[Available data]:
===============

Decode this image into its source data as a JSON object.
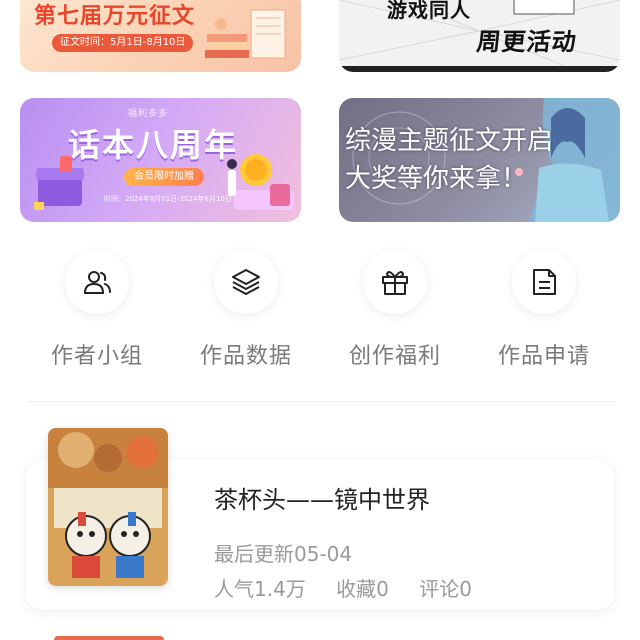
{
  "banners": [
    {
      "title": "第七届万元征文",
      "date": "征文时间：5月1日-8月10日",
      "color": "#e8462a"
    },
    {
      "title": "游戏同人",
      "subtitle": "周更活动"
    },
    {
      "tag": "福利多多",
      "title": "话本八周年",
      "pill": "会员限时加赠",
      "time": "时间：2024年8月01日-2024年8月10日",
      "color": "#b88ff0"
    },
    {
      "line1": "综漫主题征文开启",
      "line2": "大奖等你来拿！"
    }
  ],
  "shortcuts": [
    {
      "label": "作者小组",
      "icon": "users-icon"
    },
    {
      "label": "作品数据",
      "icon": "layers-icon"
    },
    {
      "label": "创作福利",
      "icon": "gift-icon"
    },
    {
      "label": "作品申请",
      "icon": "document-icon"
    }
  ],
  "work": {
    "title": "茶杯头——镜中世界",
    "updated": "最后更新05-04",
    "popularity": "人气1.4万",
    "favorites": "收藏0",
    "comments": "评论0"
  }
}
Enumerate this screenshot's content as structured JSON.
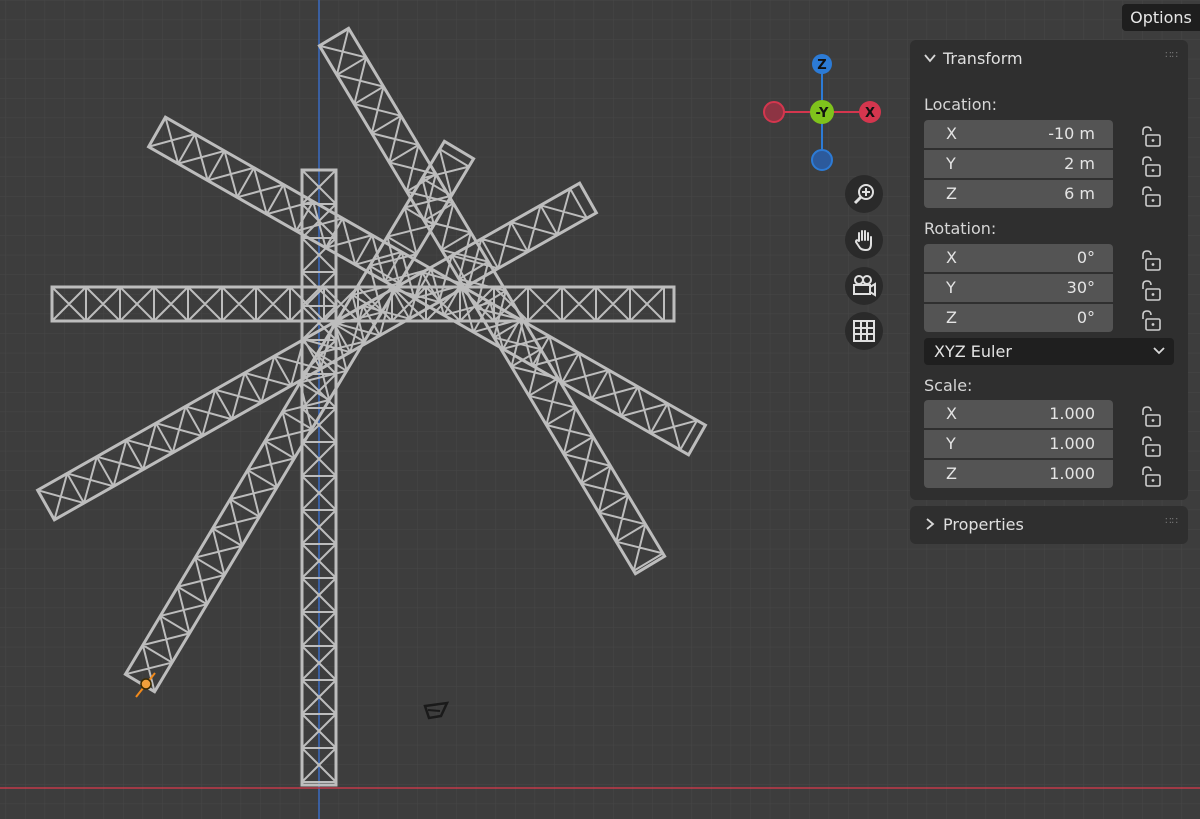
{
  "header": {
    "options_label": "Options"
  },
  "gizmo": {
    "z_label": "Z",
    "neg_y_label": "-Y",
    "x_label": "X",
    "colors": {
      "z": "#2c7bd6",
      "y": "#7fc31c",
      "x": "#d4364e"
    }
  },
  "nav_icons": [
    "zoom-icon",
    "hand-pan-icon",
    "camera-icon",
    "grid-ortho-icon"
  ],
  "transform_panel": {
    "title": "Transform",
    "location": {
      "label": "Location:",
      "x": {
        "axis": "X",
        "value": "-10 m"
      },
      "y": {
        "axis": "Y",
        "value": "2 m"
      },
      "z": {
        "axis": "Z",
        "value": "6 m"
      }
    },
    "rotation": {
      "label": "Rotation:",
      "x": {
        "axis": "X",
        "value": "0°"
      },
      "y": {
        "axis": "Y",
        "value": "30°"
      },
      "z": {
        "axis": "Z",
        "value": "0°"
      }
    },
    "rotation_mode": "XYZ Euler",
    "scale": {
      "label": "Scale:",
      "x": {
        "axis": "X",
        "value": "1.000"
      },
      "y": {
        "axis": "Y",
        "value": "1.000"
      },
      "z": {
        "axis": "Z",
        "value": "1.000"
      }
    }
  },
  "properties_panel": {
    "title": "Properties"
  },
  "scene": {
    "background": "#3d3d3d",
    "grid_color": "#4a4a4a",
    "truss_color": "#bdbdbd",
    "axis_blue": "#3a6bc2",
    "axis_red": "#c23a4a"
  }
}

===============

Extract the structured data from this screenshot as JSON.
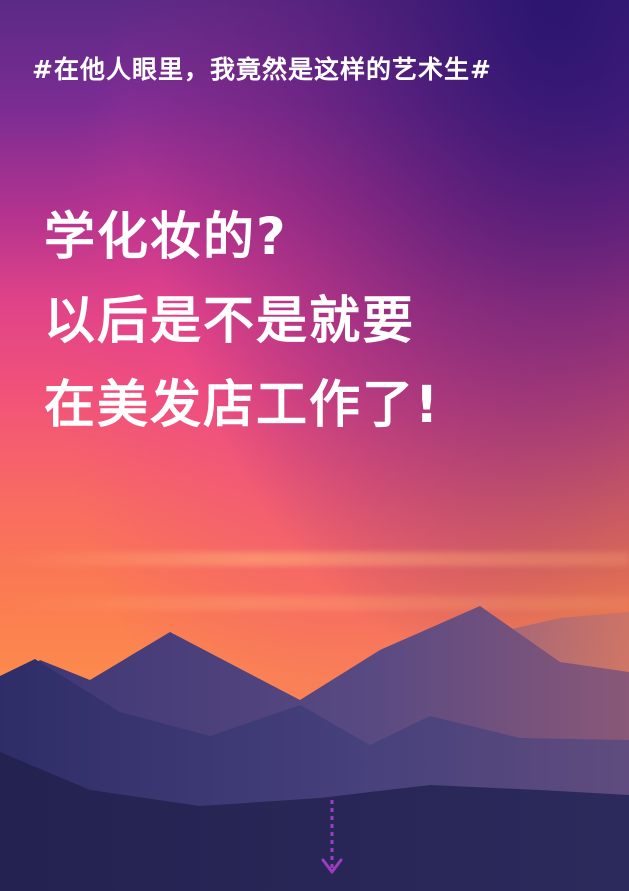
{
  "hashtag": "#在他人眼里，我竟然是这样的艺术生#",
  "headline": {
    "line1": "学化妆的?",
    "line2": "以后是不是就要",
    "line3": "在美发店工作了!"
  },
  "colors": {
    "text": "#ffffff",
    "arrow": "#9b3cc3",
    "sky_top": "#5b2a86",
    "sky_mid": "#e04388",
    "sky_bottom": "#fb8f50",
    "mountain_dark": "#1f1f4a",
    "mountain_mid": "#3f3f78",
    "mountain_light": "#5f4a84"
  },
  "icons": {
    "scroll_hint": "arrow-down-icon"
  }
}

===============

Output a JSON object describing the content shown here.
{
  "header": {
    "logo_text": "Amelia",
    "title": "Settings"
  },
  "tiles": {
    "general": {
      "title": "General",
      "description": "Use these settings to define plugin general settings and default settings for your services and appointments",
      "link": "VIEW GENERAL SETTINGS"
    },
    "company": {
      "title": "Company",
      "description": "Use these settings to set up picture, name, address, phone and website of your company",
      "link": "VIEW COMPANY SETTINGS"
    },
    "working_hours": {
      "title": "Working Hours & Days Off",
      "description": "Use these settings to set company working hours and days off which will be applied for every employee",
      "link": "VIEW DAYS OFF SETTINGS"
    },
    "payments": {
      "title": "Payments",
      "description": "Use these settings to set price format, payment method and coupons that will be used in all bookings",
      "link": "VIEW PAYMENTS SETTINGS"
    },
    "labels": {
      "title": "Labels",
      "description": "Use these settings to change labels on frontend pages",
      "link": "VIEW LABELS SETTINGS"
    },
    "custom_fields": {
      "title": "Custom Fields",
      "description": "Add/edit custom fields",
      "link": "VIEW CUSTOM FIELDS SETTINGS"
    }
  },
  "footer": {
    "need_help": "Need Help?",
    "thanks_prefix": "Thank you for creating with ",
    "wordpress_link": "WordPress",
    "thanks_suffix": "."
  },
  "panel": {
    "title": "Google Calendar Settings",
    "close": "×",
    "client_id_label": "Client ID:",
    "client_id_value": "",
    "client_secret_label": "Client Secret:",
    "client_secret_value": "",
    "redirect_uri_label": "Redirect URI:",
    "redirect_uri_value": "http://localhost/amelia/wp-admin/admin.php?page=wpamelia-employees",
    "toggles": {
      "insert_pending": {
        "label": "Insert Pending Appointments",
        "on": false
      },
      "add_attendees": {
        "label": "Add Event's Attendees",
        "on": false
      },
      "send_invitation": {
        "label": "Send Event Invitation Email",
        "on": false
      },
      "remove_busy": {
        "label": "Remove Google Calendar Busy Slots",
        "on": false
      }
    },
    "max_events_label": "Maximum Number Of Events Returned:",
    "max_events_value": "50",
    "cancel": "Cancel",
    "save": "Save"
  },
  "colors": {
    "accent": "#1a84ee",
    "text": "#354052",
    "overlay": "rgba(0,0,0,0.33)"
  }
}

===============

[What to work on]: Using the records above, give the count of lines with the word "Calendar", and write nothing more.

[Result]: 2